The voter turnout has steadily been decreasing since the first elections in 1979 when the turnout was 62 %. Interestingly, the voter turnout has increased from historic low from 42% in 2014 to 50,5 % in 2019. It is safe to say how campaigns, especially #ThisTimeI’mVoting through social media has played a major role in mobilizing young people, including important topics such as employment, mobilizing students across Europe for university studies and so on.
Illustration 3: Voter tunout throughout the years 1979-2019 Source: https://www.euronews.com/2019/05/26/european-parliament-elections-in-key-charts
The president of the European Comission is nominated by the national leaders and then elected by the European Parliament by the majority vote. Each party group has its candidates (spitezenkandidate) for the president of the European Comission. Manfred Weber is the EPP’s candidate for the president and it was believed how he would become president of the European Comission. However, S&D and EPP have not won the majority of seats during the elections, therefore it isn’t certain whether he would become president of the European Comission. Because of that, Liberals (ALDE) and the Greens will also participate in electing the new president of the European Comission.
Looking at Croatia’s role and structure in the European Parliament, there are 11 seats reserved for MEP’s from Croatia. After the UK leaves the Europeans Union, the overall numbers of MEP’s in EP will decrease from 751 to 705 and the numbers of MEPS’s from Croatia will increase from 11 to 12. Concerning this year’s results, Christian Democrats (HDZ) won four seats, as well as the Social Democrats (SDP), while the the Sovereignist Party, the independent list of Mislav Kolakušić, Human Shield (Živi zid) and Amsterdam Coalition won one seat each. The biggest loser of the election were Christian Democrats (HDZ) and the Bridge of Independent List (Most), where HDZ expected to gain 5 or even 6 seats, yet it ultimately won 4 seats. It is vital to highlight that HDZ belongs to the EPP group, while SDP belongs to the S&D group. On the other hand, Most, which is an anti-establishment reformist party did not gain any seat, yet it expected to gain one seat. The Human Shield a populist party, which is most similar to the Italian Five Star Movement Party (5SM), is a complicated party to pin point, since it started as a left populist party, which was mostly concerned with social economic issues, such as the problem of family evictions from their homes. Recently, it has expressed agressively anti-immigrant views and eurosceptic views.

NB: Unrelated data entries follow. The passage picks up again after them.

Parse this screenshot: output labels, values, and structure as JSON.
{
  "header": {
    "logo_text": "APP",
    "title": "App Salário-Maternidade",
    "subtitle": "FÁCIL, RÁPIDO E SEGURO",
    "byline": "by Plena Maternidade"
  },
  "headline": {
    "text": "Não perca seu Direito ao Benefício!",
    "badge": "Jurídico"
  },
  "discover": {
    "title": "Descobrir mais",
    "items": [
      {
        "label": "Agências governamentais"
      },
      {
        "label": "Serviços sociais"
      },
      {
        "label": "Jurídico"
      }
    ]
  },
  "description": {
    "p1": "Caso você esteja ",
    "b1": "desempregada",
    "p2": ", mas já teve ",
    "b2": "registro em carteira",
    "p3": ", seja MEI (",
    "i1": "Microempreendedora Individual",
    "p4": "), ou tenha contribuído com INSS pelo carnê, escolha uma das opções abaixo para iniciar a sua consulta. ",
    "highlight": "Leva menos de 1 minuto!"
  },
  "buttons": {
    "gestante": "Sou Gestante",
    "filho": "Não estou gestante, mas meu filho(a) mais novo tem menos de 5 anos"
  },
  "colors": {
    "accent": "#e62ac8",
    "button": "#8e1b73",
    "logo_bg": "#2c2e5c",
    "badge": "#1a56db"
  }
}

Ruža Tomašić, the leader of the sovereignist party coalition, has once again gained a seat in the parliament. She is a radical conservative MEP belonging to the ECR. Recently in the media, it was revealed how she hold revisionist fascists pasts, supporting the Ustasha movement which was active from 1941-1945. Lastly, Mislav Kolakušić has presented himself as an anti-establishment candidate, in which he has discussed issues on corruption in Croatia. Therefore, he most likely won the protest votes from parts of Most and Human Shields electorate. In the past few days, he expressed uncommon views by saying how he would like to become the president and the prime minister of Croatia simultaneously, while also hinting how he would like to control some minister positions.
Surprisingly, the voter turnout in Croatia has increased from 25,24% in 2014 to 29,86 % in 2019.